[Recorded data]
##########

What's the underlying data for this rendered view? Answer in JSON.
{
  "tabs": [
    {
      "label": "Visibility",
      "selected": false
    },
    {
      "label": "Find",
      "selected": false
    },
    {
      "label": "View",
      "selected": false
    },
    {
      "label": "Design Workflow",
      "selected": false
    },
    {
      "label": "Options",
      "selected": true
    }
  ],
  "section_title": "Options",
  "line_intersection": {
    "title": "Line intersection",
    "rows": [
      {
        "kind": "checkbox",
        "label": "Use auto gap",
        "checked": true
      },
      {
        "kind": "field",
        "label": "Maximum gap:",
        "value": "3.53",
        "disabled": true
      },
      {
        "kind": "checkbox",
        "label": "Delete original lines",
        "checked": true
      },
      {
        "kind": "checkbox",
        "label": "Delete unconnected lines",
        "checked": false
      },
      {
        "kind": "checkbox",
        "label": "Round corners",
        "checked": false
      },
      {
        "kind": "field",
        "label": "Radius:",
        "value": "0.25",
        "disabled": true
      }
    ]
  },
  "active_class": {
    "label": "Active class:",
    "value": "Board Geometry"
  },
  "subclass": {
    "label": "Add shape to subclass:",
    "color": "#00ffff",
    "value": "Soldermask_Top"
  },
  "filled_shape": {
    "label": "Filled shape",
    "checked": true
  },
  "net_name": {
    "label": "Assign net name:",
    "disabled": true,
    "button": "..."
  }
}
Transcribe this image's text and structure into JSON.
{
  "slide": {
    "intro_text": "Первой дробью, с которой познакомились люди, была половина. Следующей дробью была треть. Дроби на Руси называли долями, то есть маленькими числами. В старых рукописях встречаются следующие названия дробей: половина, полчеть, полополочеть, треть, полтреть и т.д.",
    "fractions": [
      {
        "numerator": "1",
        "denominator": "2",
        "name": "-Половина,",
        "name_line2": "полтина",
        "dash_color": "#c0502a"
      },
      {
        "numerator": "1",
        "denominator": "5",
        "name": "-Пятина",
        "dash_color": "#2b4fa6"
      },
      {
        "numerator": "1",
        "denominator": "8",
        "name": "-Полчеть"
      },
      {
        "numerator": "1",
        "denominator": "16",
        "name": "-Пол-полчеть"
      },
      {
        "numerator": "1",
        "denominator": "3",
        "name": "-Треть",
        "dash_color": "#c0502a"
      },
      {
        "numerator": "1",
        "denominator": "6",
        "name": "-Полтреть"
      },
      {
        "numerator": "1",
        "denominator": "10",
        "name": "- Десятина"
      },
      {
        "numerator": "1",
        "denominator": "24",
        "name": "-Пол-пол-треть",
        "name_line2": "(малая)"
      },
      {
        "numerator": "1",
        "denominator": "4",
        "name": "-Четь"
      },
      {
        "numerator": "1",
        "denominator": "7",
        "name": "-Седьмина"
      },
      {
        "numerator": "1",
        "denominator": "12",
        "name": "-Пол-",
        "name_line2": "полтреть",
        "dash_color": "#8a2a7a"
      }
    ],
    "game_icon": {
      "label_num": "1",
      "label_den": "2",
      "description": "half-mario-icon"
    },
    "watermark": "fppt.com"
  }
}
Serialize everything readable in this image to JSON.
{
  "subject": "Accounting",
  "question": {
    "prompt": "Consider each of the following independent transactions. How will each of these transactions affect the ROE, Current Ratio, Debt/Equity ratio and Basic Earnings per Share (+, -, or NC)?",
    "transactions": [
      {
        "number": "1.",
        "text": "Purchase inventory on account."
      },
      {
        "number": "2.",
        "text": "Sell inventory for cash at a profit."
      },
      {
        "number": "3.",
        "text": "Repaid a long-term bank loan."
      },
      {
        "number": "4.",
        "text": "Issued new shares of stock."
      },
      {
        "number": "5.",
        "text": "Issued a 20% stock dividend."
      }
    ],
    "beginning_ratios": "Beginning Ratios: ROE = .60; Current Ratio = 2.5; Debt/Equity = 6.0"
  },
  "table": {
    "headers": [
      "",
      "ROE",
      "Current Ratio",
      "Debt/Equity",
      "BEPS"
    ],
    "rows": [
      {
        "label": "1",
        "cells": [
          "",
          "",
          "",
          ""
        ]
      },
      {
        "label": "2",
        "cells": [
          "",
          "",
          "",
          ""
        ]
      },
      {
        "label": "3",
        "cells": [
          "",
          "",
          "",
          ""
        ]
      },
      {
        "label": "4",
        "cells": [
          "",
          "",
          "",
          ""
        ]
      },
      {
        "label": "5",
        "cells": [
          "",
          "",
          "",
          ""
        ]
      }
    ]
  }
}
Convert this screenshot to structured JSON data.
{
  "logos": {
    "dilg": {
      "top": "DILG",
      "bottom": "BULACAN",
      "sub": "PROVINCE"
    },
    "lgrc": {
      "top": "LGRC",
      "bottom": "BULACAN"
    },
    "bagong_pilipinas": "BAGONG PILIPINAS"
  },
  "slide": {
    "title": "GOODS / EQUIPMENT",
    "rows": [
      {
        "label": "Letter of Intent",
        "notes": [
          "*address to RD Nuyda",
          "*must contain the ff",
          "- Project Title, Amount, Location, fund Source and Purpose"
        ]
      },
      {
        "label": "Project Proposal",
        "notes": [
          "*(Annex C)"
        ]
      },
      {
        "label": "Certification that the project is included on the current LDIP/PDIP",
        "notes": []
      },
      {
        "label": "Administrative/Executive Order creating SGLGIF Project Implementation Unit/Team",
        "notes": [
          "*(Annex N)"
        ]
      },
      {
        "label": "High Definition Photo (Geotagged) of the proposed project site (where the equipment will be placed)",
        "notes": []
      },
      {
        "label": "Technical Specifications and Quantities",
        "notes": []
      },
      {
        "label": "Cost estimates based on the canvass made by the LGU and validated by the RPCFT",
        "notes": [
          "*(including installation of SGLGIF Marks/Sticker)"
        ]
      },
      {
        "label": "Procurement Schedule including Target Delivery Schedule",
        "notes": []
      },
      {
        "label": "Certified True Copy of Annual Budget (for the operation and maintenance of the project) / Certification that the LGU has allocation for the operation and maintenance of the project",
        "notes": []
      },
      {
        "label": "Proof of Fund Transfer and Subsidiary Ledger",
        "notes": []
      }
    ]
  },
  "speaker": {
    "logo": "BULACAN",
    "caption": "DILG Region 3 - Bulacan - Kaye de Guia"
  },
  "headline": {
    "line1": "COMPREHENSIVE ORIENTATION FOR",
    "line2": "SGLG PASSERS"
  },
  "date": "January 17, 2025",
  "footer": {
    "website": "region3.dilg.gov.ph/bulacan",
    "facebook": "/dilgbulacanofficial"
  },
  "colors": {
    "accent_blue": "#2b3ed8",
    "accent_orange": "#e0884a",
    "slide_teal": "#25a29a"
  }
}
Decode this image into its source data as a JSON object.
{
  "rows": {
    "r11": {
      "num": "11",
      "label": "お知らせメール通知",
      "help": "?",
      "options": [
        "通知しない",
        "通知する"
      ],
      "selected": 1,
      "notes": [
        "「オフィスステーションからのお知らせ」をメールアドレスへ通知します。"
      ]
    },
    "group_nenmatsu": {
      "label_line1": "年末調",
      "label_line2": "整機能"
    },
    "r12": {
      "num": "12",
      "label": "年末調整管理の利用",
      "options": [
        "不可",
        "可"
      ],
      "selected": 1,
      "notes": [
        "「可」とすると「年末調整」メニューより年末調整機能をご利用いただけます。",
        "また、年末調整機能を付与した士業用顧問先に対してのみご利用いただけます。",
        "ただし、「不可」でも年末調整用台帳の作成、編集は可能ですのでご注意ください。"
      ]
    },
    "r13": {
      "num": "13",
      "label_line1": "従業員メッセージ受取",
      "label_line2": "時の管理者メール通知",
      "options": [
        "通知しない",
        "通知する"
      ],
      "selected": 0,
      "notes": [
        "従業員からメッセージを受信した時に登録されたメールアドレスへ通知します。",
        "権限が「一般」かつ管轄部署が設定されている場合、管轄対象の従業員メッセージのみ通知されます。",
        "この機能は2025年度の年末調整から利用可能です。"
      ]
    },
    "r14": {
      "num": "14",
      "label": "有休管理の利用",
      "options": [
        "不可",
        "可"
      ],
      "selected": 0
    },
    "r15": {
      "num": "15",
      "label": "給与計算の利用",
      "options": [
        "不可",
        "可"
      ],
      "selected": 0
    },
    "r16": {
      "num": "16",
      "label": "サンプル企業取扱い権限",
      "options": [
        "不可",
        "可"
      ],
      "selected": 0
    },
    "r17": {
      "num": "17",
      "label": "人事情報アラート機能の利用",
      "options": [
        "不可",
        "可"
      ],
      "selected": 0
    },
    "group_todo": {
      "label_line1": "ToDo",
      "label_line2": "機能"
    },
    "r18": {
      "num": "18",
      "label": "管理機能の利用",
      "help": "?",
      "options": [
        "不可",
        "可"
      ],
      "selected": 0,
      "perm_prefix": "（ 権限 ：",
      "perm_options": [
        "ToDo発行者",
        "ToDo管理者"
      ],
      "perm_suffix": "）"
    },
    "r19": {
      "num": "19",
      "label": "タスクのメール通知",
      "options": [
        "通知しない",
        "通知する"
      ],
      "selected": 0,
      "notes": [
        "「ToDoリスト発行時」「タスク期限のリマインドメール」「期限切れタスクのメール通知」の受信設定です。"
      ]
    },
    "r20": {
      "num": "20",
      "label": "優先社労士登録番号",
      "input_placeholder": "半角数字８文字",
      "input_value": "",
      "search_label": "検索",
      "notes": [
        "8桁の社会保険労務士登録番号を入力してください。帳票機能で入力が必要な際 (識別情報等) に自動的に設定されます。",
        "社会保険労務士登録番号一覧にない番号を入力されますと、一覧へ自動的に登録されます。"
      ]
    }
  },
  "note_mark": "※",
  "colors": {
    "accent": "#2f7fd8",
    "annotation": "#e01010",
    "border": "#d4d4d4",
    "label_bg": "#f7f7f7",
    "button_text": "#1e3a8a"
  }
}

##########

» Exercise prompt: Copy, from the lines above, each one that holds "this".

» Response area:
What's the underlying data for this rendered view? Answer in JSON.
Transcribe this image's text and structure into JSON.
Serialize everything readable in this image to JSON.
Convert this screenshot to structured JSON data.
Decode this image into its source data as a JSON object.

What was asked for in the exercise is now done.